Baptists in Egypt request prayer after dozens of churches are burned

Baptists in Egypt are requesting prayer for their nation and its Christian community in the wake of the recent clashes and violence in the North African country. More than 800 persons have reportedly been killed.

Mounir Malaty, pastor of First Baptist Church in Cairo, reported that at least two Baptist churches were attacked, the Baptist Church in El Minya and the Baptist Church in Beni Mazar. In Beni Mazar, Islamic fundamentalists burned the church sanctuary, demolished office and classroom furnishings and fixtures and destroyed Christian emblems outside the church building. The pastor and his family, who live on the church property, escaped injury.

Malaty said "anger, killing, blood... are the words you hear in Egypt now. Innocent people are being killed and large numbers of the protestors are also dying."

Botros Faltaos, president of the Bible Baptist Denomination, based in the city of Alexandria, asked the Baptist World Alliance (BWA) to "please pray for us." Muslim fundamentalists, he said, "are attacking our churches."  He said more than 80 churches of various Christian traditions, including Baptist churches, have been attacked, many of them burned.

Faltaos said there have been attempts by fundamentalists to attack and burn some of his churches but they were thwarted by moderate Muslims from doing so. "There is fear and unrest," he told the BWA. Faltaos claimed that the police are overwhelmed "so we try our best to protect the churches and worshipers. Please pray for us and for the suffering Christians all over Egypt."

BWA General Secretary Neville Callam expressed "profound regret at the injuries and loss of life" and called on Baptists everywhere to place the crises in North Africa and the Middle East as matters of urgent concern on their prayer calendar. Callam urged that Baptists "pray for those who have experienced loss of loved ones and destruction of property." Callam also requested prayer for the many who have been displaced by the violent conflict.

Callam pointed out that "We have Baptists in many of these countries that experience turmoil, and in a special way we want to remember the people of Egypt and Syria."

The BWA leader reiterated a call for peaceful resolution he made more than two years ago when Egypt was in the midst of its 'Arab Spring.'  "We urge the protesters to ensure that their protest is based on the principle of nonviolence and we expect the Egyptian government to take the necessary steps to end the conflict peacefully. We expect no less from a country with as long and proud a history as Egypt, which has contributed so much to the cultural heritage of humankind."

Tony Peck, BWA regional secretary for Europe and general secretary of the European Baptist Federation (EBF), expressed horror at the events in Egypt. The EBF includes Baptist bodies in the Middle East and North Africa. Peck blamed the violence on those who vent anger at Christians for their perceived support for the military crackdown that has led to the most recent escalation in violent clashes. Peck joined Christian leaders in Egypt in "calling for a speedy and peaceful end to the violence."

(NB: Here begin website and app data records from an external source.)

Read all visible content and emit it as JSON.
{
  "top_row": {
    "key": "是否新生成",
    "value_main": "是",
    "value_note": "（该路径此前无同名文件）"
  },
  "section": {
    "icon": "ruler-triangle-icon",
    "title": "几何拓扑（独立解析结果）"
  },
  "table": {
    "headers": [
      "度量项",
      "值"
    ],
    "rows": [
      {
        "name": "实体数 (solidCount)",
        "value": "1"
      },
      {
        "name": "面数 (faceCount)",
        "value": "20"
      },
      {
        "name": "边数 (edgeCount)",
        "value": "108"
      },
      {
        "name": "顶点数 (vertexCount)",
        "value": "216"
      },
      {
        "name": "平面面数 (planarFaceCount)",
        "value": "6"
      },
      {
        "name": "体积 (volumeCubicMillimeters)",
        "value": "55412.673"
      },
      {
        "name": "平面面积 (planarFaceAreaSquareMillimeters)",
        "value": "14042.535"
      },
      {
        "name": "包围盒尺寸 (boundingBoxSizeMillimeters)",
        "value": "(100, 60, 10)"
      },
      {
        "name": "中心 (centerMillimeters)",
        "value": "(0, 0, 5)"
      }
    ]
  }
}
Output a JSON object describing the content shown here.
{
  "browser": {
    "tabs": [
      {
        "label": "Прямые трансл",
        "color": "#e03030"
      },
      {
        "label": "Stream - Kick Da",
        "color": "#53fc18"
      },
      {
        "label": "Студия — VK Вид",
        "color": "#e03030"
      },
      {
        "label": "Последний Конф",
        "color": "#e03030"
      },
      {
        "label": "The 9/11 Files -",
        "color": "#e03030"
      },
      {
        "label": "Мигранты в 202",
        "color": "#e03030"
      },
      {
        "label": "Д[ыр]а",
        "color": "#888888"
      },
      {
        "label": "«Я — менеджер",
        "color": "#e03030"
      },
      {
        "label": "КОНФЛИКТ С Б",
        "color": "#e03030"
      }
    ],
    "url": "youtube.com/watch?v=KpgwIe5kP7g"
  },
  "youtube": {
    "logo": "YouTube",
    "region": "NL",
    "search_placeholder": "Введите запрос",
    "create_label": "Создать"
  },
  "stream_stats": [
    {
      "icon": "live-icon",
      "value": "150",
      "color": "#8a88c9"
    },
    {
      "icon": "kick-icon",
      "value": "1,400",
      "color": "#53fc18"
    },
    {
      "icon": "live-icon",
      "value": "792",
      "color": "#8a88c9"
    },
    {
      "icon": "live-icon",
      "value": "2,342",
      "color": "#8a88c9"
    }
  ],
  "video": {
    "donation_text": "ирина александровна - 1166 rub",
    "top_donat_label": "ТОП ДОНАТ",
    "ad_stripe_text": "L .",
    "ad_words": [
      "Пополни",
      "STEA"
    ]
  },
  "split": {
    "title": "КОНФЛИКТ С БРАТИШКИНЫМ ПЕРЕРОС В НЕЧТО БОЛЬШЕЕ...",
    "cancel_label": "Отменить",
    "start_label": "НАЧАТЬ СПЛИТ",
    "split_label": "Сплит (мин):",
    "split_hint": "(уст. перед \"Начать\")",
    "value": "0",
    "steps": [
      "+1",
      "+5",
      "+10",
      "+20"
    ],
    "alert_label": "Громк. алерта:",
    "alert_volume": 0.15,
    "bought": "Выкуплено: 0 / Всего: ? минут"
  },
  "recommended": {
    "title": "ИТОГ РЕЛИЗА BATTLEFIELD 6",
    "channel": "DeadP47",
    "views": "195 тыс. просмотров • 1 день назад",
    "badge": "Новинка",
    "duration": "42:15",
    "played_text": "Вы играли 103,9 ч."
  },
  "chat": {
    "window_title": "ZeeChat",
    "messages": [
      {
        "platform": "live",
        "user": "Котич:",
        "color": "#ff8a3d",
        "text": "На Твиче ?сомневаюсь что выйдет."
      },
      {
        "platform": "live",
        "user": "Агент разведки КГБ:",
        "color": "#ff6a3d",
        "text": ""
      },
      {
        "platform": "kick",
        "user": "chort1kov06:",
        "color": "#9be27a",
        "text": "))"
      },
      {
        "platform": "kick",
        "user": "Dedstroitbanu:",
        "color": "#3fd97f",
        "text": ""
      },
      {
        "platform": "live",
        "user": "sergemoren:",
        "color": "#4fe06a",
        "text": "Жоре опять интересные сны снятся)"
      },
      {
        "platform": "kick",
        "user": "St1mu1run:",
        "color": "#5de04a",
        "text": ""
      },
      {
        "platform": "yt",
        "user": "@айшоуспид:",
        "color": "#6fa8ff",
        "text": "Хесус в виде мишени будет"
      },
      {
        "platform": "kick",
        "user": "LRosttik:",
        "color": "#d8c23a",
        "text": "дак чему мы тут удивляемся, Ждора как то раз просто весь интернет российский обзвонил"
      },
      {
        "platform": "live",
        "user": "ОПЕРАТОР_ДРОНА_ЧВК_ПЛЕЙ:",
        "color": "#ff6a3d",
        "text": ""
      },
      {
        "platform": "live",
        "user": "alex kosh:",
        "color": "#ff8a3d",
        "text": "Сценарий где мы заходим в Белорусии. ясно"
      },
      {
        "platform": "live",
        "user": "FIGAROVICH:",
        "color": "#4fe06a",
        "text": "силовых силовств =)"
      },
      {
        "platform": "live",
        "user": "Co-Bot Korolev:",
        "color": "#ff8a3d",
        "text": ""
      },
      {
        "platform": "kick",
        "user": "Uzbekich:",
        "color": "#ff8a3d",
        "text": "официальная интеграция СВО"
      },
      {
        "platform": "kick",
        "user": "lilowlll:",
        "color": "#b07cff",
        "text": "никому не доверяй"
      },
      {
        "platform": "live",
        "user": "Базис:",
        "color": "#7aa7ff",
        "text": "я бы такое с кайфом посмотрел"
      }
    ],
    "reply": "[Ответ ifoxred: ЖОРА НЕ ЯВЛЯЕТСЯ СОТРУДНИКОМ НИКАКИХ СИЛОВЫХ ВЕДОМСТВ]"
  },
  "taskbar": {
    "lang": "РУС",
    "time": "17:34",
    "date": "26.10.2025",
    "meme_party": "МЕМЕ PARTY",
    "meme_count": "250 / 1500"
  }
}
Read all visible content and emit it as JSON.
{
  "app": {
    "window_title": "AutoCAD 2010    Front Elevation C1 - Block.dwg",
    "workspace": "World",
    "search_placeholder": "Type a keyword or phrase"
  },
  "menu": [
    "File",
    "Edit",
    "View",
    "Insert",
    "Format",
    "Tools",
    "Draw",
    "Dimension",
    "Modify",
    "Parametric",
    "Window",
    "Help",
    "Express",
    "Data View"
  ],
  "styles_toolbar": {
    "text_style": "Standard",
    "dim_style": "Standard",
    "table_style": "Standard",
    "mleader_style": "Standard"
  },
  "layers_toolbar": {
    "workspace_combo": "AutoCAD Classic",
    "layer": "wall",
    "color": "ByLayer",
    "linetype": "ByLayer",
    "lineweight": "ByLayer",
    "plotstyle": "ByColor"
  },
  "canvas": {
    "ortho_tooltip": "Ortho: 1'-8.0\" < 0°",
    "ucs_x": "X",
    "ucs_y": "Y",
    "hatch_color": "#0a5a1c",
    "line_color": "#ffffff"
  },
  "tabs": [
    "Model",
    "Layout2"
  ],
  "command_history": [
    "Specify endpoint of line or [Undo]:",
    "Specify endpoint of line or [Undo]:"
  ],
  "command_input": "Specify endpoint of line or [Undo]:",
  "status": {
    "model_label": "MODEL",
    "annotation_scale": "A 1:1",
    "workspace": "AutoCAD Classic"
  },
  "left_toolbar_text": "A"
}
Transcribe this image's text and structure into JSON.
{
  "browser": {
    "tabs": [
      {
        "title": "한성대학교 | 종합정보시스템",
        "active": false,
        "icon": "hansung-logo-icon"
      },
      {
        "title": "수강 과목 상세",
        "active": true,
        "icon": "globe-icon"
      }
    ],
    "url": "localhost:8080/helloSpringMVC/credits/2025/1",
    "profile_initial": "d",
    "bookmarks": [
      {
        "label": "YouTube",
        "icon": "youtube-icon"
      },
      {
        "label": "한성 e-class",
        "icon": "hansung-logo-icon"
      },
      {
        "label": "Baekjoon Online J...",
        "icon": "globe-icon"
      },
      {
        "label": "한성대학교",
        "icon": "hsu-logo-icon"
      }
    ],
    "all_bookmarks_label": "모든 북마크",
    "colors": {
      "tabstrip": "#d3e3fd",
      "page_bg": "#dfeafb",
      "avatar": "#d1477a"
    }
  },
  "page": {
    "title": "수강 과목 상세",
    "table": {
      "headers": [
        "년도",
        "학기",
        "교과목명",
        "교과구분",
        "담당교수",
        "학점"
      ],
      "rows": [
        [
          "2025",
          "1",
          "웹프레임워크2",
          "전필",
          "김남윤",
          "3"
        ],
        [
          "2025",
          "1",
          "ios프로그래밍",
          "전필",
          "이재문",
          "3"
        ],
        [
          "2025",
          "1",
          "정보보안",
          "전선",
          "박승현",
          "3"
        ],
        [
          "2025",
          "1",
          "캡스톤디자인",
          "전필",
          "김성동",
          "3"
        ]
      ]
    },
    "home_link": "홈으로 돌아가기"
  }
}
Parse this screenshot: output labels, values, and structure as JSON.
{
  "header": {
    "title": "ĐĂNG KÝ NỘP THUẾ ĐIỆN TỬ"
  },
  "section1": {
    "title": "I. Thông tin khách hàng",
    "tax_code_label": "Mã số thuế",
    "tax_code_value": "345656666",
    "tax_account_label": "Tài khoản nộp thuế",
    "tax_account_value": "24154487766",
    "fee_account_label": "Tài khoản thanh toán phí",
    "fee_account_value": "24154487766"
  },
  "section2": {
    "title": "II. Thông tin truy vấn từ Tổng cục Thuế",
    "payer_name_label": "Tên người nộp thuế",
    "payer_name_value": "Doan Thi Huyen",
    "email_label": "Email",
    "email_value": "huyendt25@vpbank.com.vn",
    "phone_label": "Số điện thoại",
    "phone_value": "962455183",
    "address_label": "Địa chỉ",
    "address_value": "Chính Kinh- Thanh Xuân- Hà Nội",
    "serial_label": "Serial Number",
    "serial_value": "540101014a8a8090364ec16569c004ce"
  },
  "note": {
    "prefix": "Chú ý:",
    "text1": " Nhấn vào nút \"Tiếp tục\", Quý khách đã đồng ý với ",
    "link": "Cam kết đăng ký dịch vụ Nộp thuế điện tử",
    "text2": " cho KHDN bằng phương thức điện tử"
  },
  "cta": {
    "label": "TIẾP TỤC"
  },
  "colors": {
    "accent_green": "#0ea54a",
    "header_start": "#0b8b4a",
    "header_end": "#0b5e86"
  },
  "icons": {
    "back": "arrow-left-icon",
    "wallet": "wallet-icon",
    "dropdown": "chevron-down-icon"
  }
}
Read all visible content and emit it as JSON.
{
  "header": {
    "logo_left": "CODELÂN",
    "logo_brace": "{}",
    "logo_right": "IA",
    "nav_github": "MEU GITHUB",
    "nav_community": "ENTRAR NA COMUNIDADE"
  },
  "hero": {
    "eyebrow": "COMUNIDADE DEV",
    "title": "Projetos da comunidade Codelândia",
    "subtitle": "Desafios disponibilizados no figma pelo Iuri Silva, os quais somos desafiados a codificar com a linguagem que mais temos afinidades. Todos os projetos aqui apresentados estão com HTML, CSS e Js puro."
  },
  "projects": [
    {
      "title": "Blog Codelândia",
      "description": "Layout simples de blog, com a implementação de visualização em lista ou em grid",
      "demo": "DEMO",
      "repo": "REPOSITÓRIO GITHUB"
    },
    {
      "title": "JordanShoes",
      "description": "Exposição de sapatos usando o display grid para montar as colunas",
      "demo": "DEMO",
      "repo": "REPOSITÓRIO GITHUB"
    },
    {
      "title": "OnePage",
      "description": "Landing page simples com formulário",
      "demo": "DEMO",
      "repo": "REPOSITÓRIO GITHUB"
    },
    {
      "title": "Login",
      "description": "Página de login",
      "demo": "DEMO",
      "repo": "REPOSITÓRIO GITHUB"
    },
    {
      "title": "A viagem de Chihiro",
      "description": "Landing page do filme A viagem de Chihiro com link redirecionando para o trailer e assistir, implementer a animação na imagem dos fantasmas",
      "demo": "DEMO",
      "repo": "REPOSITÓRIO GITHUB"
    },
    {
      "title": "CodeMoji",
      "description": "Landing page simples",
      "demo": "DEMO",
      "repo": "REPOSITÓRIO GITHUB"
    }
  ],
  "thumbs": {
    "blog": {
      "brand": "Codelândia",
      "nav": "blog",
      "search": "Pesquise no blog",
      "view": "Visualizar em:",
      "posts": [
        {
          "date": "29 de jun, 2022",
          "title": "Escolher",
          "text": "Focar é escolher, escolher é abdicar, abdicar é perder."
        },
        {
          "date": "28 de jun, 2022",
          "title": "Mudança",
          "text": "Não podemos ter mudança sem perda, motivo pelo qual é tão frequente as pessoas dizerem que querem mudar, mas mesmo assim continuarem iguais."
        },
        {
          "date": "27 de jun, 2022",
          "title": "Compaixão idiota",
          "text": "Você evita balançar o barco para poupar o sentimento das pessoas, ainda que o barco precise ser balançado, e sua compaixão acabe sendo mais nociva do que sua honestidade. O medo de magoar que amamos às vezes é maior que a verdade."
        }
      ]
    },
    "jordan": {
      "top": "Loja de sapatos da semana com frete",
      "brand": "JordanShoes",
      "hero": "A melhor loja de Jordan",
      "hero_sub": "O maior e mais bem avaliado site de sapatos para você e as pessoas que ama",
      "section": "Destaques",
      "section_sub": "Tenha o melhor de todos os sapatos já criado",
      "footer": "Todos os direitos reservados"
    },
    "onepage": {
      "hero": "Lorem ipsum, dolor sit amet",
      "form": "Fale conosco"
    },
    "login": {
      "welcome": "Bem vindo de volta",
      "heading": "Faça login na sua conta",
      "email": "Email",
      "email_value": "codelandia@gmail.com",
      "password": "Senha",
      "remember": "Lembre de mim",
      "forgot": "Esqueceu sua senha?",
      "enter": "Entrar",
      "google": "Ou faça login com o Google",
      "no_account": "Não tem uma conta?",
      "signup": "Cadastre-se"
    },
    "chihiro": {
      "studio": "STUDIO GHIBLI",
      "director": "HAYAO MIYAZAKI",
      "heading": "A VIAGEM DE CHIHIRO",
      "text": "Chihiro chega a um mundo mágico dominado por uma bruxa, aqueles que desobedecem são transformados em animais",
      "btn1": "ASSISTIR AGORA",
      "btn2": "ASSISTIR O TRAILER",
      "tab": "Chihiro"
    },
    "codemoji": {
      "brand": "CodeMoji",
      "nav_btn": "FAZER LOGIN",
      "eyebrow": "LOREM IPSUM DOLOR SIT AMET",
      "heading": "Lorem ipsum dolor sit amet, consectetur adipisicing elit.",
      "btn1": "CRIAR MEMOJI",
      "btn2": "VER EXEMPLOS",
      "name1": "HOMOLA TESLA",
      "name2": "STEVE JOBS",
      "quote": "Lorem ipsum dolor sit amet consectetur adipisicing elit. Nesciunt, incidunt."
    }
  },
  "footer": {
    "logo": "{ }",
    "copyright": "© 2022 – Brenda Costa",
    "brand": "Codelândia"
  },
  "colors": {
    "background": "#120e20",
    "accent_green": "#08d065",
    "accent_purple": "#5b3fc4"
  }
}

Violence in Egypt flared after its president, Mohamed Morsi, was removed from power on July 3 by the military and placed under house arrest. The actions of the military were followed by demonstrations and clashes throughout Egypt between supporters and opponents of the move by the military.

Egypt has an estimated population of 84 million. Approximately 90 percent are identified as Muslim, nine percent as Coptic Christians, and one percent as other Christian traditions, including Baptists.

 Baptist World Alliance®
© August 24, 2013